Oct 04 2011
Cyclists are difficult to pin down. Unless your bike is a tandem, riding is a solo act. Which doesn’t mean it can’t be done in company, of course. In fact, a good part of the fascination that attends stage races like the Tour and the Giro lies in this very dualism. The race winner stands alone on the podium—flanked by the runner-up and the runner-up’s runner-up—but much of the credit for his victory belongs to his team. Without their sweat and sacrifice, he’d never have made it to the podium. He might not even have finished the race.
It’s equally hard to assign a single rationale to cycling. What do you do on your bike? Do you race? Commute? Tour? Pick up the groceries? Deliver time-sensitive documents? Sweat away extra pounds? Or do you simply ride for the pleasure of riding? Well, unless your bike has been gathering dust in the garage since the day you got your driver’s license, chances are pretty good that you do most of these things, at least now and then. I know I do. On some days, I ride to keep appointments. On others, I ride to bring home the pasta. And on others, I ride just to to ride. It’s all good—even when (because of weather or traffic or broken beer bottles on the shoulder) it isn’t.
Which leaves me scratching my head at the tendency of many cycling writers—and most cycling bloggers, it seems—to define themselves by a single activity. There are happy exceptions, of course. One favorite blog is written by a senior London barrister, who exchanges his horsehair wig and silk gown for a cycling helmet and Lycra shorts when he commutes to and from his chambers. He also races on weekends. And he’s been known to pootle about on back roads on a borrowed bike while on holiday, too.
All of which serves to illustrate the commonplace observation that every system of classification is a more or less artificial construct. You may think of yourself as a racer, pure and simple.
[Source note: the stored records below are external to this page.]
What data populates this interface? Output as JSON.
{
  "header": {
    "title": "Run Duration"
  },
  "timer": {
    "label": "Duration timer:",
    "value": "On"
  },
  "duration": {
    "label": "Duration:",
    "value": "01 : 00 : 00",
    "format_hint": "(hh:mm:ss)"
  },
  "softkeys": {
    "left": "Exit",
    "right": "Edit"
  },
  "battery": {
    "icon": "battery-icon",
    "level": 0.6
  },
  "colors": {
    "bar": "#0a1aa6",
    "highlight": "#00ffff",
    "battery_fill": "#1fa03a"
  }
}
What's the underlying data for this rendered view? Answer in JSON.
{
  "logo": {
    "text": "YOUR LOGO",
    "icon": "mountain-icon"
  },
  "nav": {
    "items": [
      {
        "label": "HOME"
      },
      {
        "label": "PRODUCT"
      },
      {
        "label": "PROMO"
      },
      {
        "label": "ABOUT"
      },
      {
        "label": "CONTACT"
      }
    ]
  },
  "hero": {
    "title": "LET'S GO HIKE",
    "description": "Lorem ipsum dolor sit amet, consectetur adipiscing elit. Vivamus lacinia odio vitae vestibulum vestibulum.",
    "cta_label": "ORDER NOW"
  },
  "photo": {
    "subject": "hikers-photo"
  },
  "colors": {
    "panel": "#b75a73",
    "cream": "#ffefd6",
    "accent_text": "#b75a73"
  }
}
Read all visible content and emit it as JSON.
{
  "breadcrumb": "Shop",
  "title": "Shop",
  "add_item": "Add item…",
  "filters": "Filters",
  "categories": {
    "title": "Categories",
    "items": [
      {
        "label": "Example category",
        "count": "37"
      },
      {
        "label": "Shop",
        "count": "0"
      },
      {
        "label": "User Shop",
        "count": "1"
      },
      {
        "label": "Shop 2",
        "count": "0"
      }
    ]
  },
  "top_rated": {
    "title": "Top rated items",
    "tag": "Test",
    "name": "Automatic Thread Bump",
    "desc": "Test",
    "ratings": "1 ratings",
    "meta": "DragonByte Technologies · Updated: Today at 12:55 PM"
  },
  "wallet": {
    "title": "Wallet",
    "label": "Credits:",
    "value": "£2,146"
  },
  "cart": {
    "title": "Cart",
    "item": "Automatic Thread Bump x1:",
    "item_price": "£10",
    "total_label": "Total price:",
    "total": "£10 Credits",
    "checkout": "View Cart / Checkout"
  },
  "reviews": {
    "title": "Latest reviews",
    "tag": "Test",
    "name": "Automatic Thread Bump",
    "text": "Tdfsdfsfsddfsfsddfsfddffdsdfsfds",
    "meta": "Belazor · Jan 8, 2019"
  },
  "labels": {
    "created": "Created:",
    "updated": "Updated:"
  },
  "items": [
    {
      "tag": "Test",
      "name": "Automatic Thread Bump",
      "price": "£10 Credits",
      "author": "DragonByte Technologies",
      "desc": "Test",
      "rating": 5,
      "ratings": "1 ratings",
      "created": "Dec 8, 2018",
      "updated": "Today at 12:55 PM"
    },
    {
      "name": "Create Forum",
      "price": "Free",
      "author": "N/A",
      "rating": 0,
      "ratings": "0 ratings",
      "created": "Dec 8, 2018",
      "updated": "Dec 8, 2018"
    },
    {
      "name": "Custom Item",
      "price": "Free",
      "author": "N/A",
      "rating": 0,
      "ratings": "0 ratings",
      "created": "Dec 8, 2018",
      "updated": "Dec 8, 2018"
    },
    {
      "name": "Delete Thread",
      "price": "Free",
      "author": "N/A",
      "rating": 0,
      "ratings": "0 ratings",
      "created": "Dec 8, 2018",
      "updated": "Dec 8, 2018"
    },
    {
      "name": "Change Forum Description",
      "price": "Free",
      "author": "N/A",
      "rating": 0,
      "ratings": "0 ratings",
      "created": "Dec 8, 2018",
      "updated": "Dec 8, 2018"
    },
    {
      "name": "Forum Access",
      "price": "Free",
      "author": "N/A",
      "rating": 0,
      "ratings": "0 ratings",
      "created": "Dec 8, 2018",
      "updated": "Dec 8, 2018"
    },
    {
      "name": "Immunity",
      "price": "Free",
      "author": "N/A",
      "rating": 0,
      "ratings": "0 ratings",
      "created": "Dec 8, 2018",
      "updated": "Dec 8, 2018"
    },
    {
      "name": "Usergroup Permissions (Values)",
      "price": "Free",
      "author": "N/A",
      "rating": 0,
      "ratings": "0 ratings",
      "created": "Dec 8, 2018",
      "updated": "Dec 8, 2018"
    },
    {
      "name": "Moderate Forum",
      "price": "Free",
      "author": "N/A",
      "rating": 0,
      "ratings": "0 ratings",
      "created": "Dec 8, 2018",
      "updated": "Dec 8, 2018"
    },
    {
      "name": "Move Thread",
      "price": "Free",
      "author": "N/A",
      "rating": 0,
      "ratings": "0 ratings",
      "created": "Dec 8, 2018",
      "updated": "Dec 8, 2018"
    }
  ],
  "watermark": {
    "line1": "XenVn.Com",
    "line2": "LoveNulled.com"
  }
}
But I’ll bet you’ve sometimes gone for a ride just for the fun of it. Or maybe you consider yourself a “utility” cyclist, while regarding Lycra-clad athletes with the genial contempt most of us reserve for those who find pleasure in frivolous activities. But haven’t you occasionally chased after one of these self-same athletes when she passed you, just to see if you could catch her up before you reached the next light? I’ll bet you have.
My point? Pigeonholes don’t even do a good job of confining pigeons. And cyclists aren’t easily confined to a single activity. Few, I think, would want to be. The important thing—perhaps the only important thing, at least in this context—is to ride. All else follows from that simple act.